This is the third and final report in The New Zealand Initiative’s series on New Zealand’s global financial links. The second report in the series, Capital Doldrums, found that New Zealand stands out in international comparisons for the restrictiveness of its regulatory regime and the slump it its ranking for investment attractiveness.
This follow-up report analyses New Zealand’s regulatory regime to assess the reasons for our poor international performance. It identifies what underlying problems its restrictive features might be aiming to alleviate and proposes changes that would improve New Zealand’s economic performance.
Deficiencies in New Zealand’s current regulatory regime
The Overseas Investment Act 2005 (the Act) is New Zealand’s central piece of legislation governing incoming overseas investment. It requires prior approval for overseas investments in ‘sensitive assets’. An overseas holding of at least 25 per cent in ‘significant’ business assets – worth at least $100 million ($477 million for Australian non-government investors) – and any overseas purchase of non-urban land over five hectares are both defined to be ‘sensitive’. The Act’s definition of non-urban land plausibly encompasses 99.2 per cent of New Zealand’s land area. Many other smaller parcels of land are also regarded as sensitive.
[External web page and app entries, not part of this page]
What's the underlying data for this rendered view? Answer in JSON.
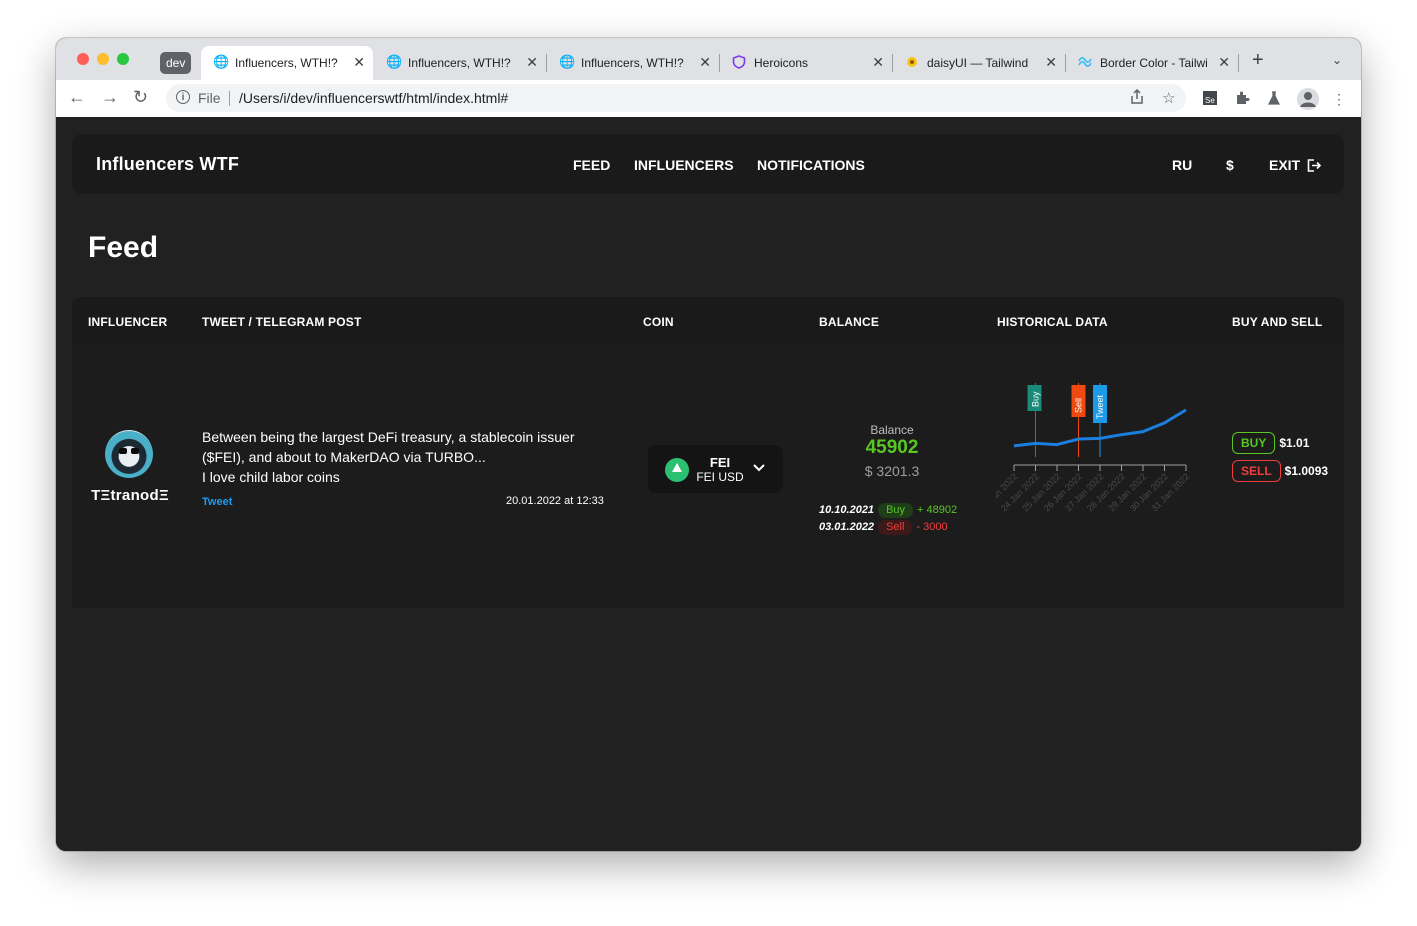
{
  "browser": {
    "profile_badge": "dev",
    "tabs": [
      {
        "title": "Influencers, WTH!?",
        "icon": "globe-icon",
        "active": true
      },
      {
        "title": "Influencers, WTH!?",
        "icon": "globe-icon",
        "active": false
      },
      {
        "title": "Influencers, WTH!?",
        "icon": "globe-icon",
        "active": false
      },
      {
        "title": "Heroicons",
        "icon": "heroicons-shield-icon",
        "active": false
      },
      {
        "title": "daisyUI — Tailwind",
        "icon": "daisyui-flower-icon",
        "active": false
      },
      {
        "title": "Border Color - Tailwind",
        "icon": "tailwind-wave-icon",
        "active": false
      }
    ],
    "address": {
      "scheme_label": "File",
      "url": "/Users/i/dev/influencerswtf/html/index.html#"
    }
  },
  "app": {
    "brand": "Influencers WTF",
    "nav": [
      "FEED",
      "INFLUENCERS",
      "NOTIFICATIONS"
    ],
    "lang": "RU",
    "currency": "$",
    "exit": "EXIT"
  },
  "page": {
    "title": "Feed"
  },
  "table": {
    "headers": [
      "INFLUENCER",
      "TWEET / TELEGRAM POST",
      "COIN",
      "BALANCE",
      "HISTORICAL DATA",
      "BUY AND SELL"
    ],
    "rows": [
      {
        "influencer": "TΞtranodΞ",
        "post_text": "Between being the largest DeFi treasury, a stablecoin issuer ($FEI), and about to MakerDAO via TURBO...\nI love child labor coins",
        "post_link": "Tweet",
        "post_date": "20.01.2022 at 12:33",
        "coin": {
          "symbol": "FEI",
          "name": "FEI USD"
        },
        "balance": {
          "label": "Balance",
          "value": "45902",
          "usd": "$ 3201.3",
          "transactions": [
            {
              "date": "10.10.2021",
              "type": "Buy",
              "amount": "+ 48902"
            },
            {
              "date": "03.01.2022",
              "type": "Sell",
              "amount": "- 3000"
            }
          ]
        },
        "trade": {
          "buy_label": "BUY",
          "buy_price": "$1.01",
          "sell_label": "SELL",
          "sell_price": "$1.0093"
        }
      }
    ]
  },
  "chart_data": {
    "type": "line",
    "x": [
      "23 Jan 2022",
      "24 Jan 2022",
      "25 Jan 2022",
      "26 Jan 2022",
      "27 Jan 2022",
      "28 Jan 2022",
      "29 Jan 2022",
      "30 Jan 2022",
      "31 Jan 2022"
    ],
    "series": [
      {
        "values": [
          1.8,
          2.2,
          2.0,
          2.9,
          3.0,
          3.6,
          4.1,
          5.5,
          7.6
        ],
        "color": "#1b7fe0"
      }
    ],
    "ylim": [
      0,
      10
    ],
    "markers": [
      {
        "label": "Buy",
        "x_index": 1,
        "color": "#1a8a7a"
      },
      {
        "label": "Sell",
        "x_index": 3,
        "color": "#f04a10"
      },
      {
        "label": "Tweet",
        "x_index": 4,
        "color": "#1b9ae8"
      }
    ],
    "grid": false
  }
}
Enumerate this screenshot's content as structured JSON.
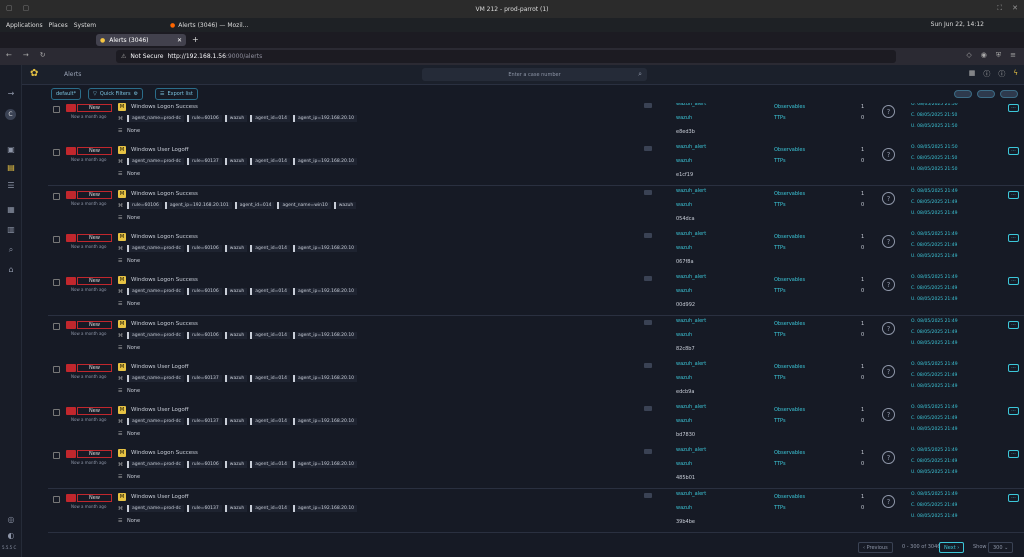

Other than those involving sensitive land, the approval criteria provided for in the Act are not particularly restrictive for significant business assets. They focus on good character, financial commitment, business experience and acumen, and immigration considerations. However, the report finds that the criteria for approval do not test the economic benefit to New Zealanders, where sensitive land is sold to an overseas person not intending to live in New Zealand indefinitely. Indeed, the criteria are unambiguously hostile, even excluding the gain to a New Zealand vendor. This opens the way for the imposition of approval conditions that could impose net costs on New Zealanders given the regime’s potentially adverse effects on land values.
The screening regime accounts for New Zealand’s low international ranking
New Zealand’s comprehensive screening regime accounts for our poor international ranking in the OECD’s FDI Regulatory Restrictiveness Index. Most other countries focus their regimes more narrowly on national security considerations, often relating to particularly sensitive industries or sectors.
The United Kingdom is notably very open to foreign ownership of land, particularly so in comparison to New Zealand. Even the USA, certainly not the most relaxed country when it comes to homeland security, imposes very few restrictions on foreign ownership of land. It does have a post-transaction notification requirement for purchases of agricultural land but this is for information and transparency purposes only.
No tangible justification for New Zealand’s screening regime
The report asks the obvious question – what are the gaps in New Zealand’s many laws relating to immigration, business activity, and financial securities and national security that could justify our screening regime? We were unable to find a satisfactory answer to this question. In short, New Zealand law does not contain gaps that would justify the regime’s existence, let alone its palpable deficiencies. Treasury has long recommended eliminating all screening, and successive OECD surveys of New Zealand have also called for it to be eliminated or relaxed. We agree with their assessment.